# Records supplied:

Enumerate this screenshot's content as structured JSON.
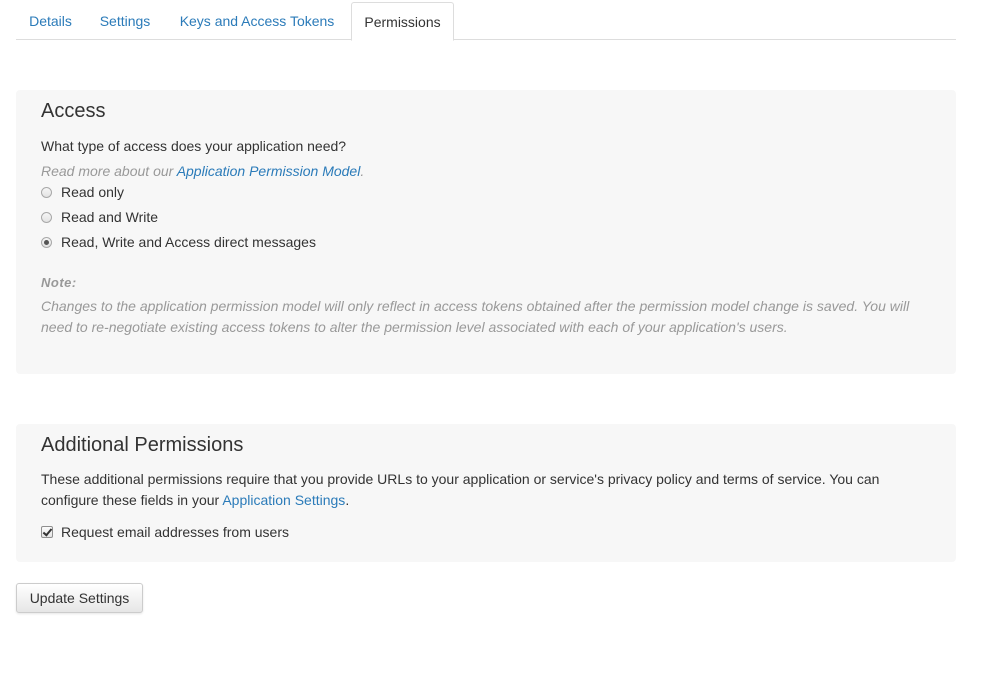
{
  "tabs": [
    {
      "label": "Details",
      "active": false
    },
    {
      "label": "Settings",
      "active": false
    },
    {
      "label": "Keys and Access Tokens",
      "active": false
    },
    {
      "label": "Permissions",
      "active": true
    }
  ],
  "access": {
    "title": "Access",
    "question": "What type of access does your application need?",
    "read_more_prefix": "Read more about our ",
    "read_more_link": "Application Permission Model",
    "read_more_suffix": ".",
    "options": [
      {
        "label": "Read only",
        "checked": false
      },
      {
        "label": "Read and Write",
        "checked": false
      },
      {
        "label": "Read, Write and Access direct messages",
        "checked": true
      }
    ],
    "note_label": "Note:",
    "note_text": "Changes to the application permission model will only reflect in access tokens obtained after the permission model change is saved. You will need to re-negotiate existing access tokens to alter the permission level associated with each of your application's users."
  },
  "additional": {
    "title": "Additional Permissions",
    "description_prefix": "These additional permissions require that you provide URLs to your application or service's privacy policy and terms of service. You can configure these fields in your ",
    "description_link": "Application Settings",
    "description_suffix": ".",
    "checkbox_label": "Request email addresses from users",
    "checkbox_checked": true
  },
  "update_button_label": "Update Settings",
  "colors": {
    "link": "#2b7bb9",
    "panel_background": "#f7f7f7",
    "muted_text": "#999999"
  }
}
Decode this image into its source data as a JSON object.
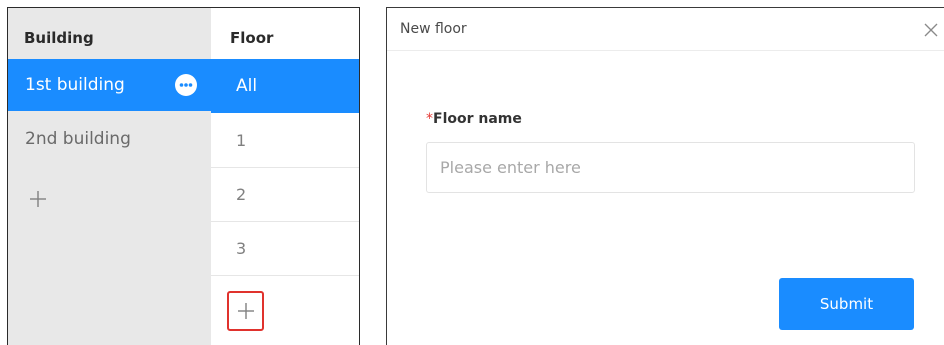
{
  "left_panel": {
    "building_header": "Building",
    "floor_header": "Floor",
    "buildings": [
      {
        "label": "1st building",
        "active": true
      },
      {
        "label": "2nd building",
        "active": false
      }
    ],
    "floors": [
      {
        "label": "All",
        "active": true
      },
      {
        "label": "1",
        "active": false
      },
      {
        "label": "2",
        "active": false
      },
      {
        "label": "3",
        "active": false
      }
    ],
    "icons": {
      "more": "ellipsis-circle-icon",
      "add_building": "plus-icon",
      "add_floor": "plus-icon"
    }
  },
  "dialog": {
    "title": "New floor",
    "close_icon": "close-icon",
    "field": {
      "required_mark": "*",
      "label": "Floor name",
      "value": "",
      "placeholder": "Please enter here"
    },
    "submit_label": "Submit"
  },
  "colors": {
    "accent": "#1a8cff",
    "highlight_border": "#e0322d",
    "building_column_bg": "#e8e8e8"
  }
}
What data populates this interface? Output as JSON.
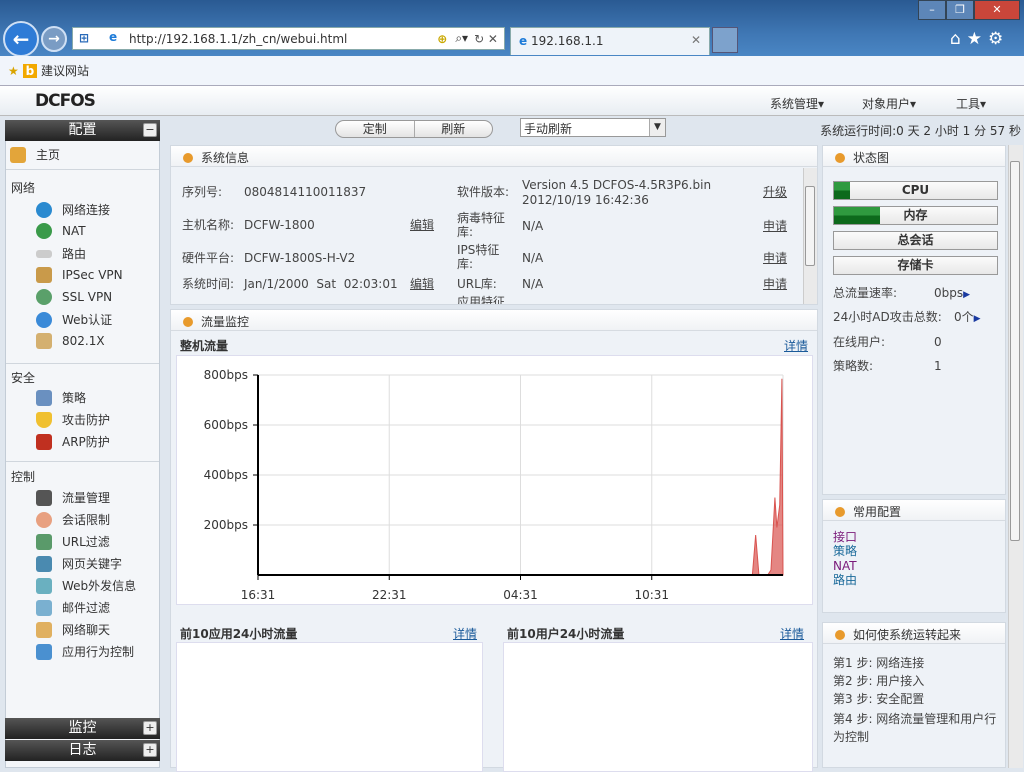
{
  "browser": {
    "url": "http://192.168.1.1/zh_cn/webui.html",
    "tab_title": "192.168.1.1",
    "favorites_label": "建议网站"
  },
  "app": {
    "logo": "DCFOS",
    "menus": [
      "系统管理",
      "对象用户",
      "工具"
    ]
  },
  "toolbar": {
    "customize": "定制",
    "refresh": "刷新",
    "refresh_mode": "手动刷新",
    "uptime": "系统运行时间:0 天 2 小时 1 分 57 秒"
  },
  "sidebar": {
    "title": "配置",
    "home": "主页",
    "groups": [
      {
        "label": "网络",
        "items": [
          "网络连接",
          "NAT",
          "路由",
          "IPSec VPN",
          "SSL VPN",
          "Web认证",
          "802.1X"
        ]
      },
      {
        "label": "安全",
        "items": [
          "策略",
          "攻击防护",
          "ARP防护"
        ]
      },
      {
        "label": "控制",
        "items": [
          "流量管理",
          "会话限制",
          "URL过滤",
          "网页关键字",
          "Web外发信息",
          "邮件过滤",
          "网络聊天",
          "应用行为控制"
        ]
      }
    ],
    "bottom": [
      "监控",
      "日志"
    ]
  },
  "sysinfo": {
    "title": "系统信息",
    "left": [
      {
        "label": "序列号:",
        "value": "0804814110011837",
        "action": ""
      },
      {
        "label": "主机名称:",
        "value": "DCFW-1800",
        "action": "编辑"
      },
      {
        "label": "硬件平台:",
        "value": "DCFW-1800S-H-V2",
        "action": ""
      },
      {
        "label": "系统时间:",
        "value": "Jan/1/2000  Sat  02:03:01",
        "action": "编辑"
      }
    ],
    "right": [
      {
        "label": "软件版本:",
        "value": "Version 4.5 DCFOS-4.5R3P6.bin",
        "value2": "2012/10/19 16:42:36",
        "action": "升级"
      },
      {
        "label": "病毒特征库:",
        "value": "N/A",
        "action": "申请"
      },
      {
        "label": "IPS特征库:",
        "value": "N/A",
        "action": "申请"
      },
      {
        "label": "URL库:",
        "value": "N/A",
        "action": "申请"
      },
      {
        "label": "应用特征",
        "value": "",
        "action": ""
      }
    ]
  },
  "traffic": {
    "title": "流量监控",
    "subtitle": "整机流量",
    "details": "详情"
  },
  "chart_data": {
    "type": "area",
    "title": "整机流量",
    "ylabel": "bps",
    "xlabel": "",
    "ylim": [
      0,
      800
    ],
    "yticks": [
      200,
      400,
      600,
      800
    ],
    "ytick_labels": [
      "200bps",
      "400bps",
      "600bps",
      "800bps"
    ],
    "xlim_hours": [
      0,
      24
    ],
    "xticks_hours": [
      0,
      6,
      12,
      18
    ],
    "xtick_labels": [
      "16:31",
      "22:31",
      "04:31",
      "10:31"
    ],
    "grid": true,
    "color": "#d9534f",
    "points": [
      [
        0,
        0
      ],
      [
        22.6,
        0
      ],
      [
        22.75,
        160
      ],
      [
        22.9,
        0
      ],
      [
        23.3,
        0
      ],
      [
        23.45,
        20
      ],
      [
        23.63,
        310
      ],
      [
        23.72,
        190
      ],
      [
        23.85,
        280
      ],
      [
        23.95,
        785
      ],
      [
        24,
        0
      ]
    ]
  },
  "top_apps": {
    "title": "前10应用24小时流量",
    "details": "详情"
  },
  "top_users": {
    "title": "前10用户24小时流量",
    "details": "详情"
  },
  "status": {
    "title": "状态图",
    "bars": [
      {
        "label": "CPU",
        "percent": 10
      },
      {
        "label": "内存",
        "percent": 28
      },
      {
        "label": "总会话",
        "percent": 0
      },
      {
        "label": "存储卡",
        "percent": 0
      }
    ],
    "stats": [
      {
        "label": "总流量速率:",
        "value": "0bps"
      },
      {
        "label": "24小时AD攻击总数:",
        "value": "0个"
      },
      {
        "label": "在线用户:",
        "value": "0"
      },
      {
        "label": "策略数:",
        "value": "1"
      }
    ]
  },
  "common": {
    "title": "常用配置",
    "links": [
      "接口",
      "策略",
      "NAT",
      "路由"
    ]
  },
  "howto": {
    "title": "如何使系统运转起来",
    "steps": [
      "第1 步: 网络连接",
      "第2 步: 用户接入",
      "第3 步: 安全配置",
      "第4 步: 网络流量管理和用户行为控制"
    ]
  }
}
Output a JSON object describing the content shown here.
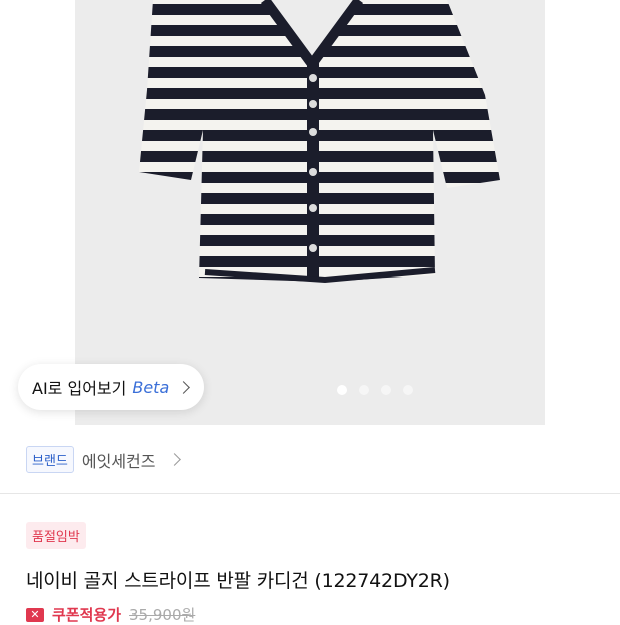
{
  "ai_tryon": {
    "label": "AI로 입어보기",
    "beta": "Beta"
  },
  "carousel": {
    "count": 4,
    "active": 0
  },
  "brand": {
    "tag": "브랜드",
    "name": "에잇세컨즈"
  },
  "product": {
    "badge": "품절임박",
    "title": "네이비 골지 스트라이프 반팔 카디건 (122742DY2R)",
    "coupon_icon": "coupon-icon",
    "coupon_label": "쿠폰적용가",
    "original_price": "35,900원"
  },
  "colors": {
    "accent": "#e0384f",
    "brand": "#2b5fc9",
    "stripe": "#1b1d2b"
  }
}
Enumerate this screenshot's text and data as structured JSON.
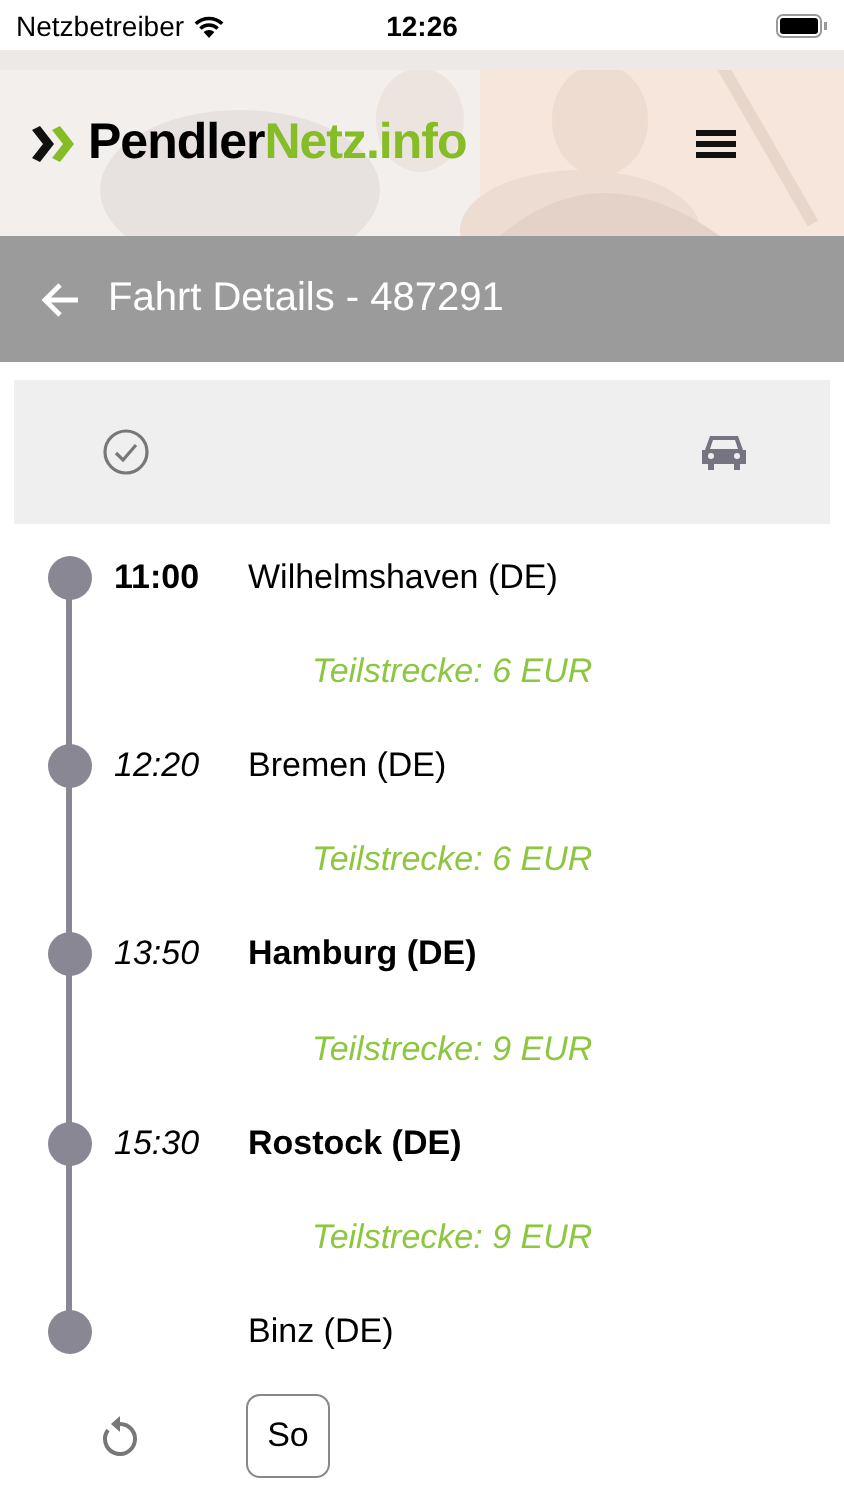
{
  "status_bar": {
    "carrier": "Netzbetreiber",
    "time": "12:26"
  },
  "header": {
    "logo": {
      "first": "Pendler",
      "second": "Netz.info"
    }
  },
  "title_bar": {
    "title": "Fahrt Details - 487291"
  },
  "route": [
    {
      "kind": "stop",
      "time": "11:00",
      "time_bold": true,
      "place": "Wilhelmshaven (DE)",
      "highlighted": false
    },
    {
      "kind": "segment",
      "text": "Teilstrecke: 6 EUR"
    },
    {
      "kind": "stop",
      "time": "12:20",
      "time_bold": false,
      "place": "Bremen (DE)",
      "highlighted": false
    },
    {
      "kind": "segment",
      "text": "Teilstrecke: 6 EUR"
    },
    {
      "kind": "stop",
      "time": "13:50",
      "time_bold": false,
      "place": "Hamburg (DE)",
      "highlighted": true
    },
    {
      "kind": "segment",
      "text": "Teilstrecke: 9 EUR"
    },
    {
      "kind": "stop",
      "time": "15:30",
      "time_bold": false,
      "place": "Rostock (DE)",
      "highlighted": true
    },
    {
      "kind": "segment",
      "text": "Teilstrecke: 9 EUR"
    },
    {
      "kind": "stop",
      "place": "Binz (DE)",
      "highlighted": false
    }
  ],
  "footer": {
    "day_button": "So"
  }
}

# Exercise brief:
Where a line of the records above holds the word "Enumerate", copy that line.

# Solution for this task:
Enumerate this screenshot's content as structured JSON.
Enumerate this screenshot's text and data as structured JSON.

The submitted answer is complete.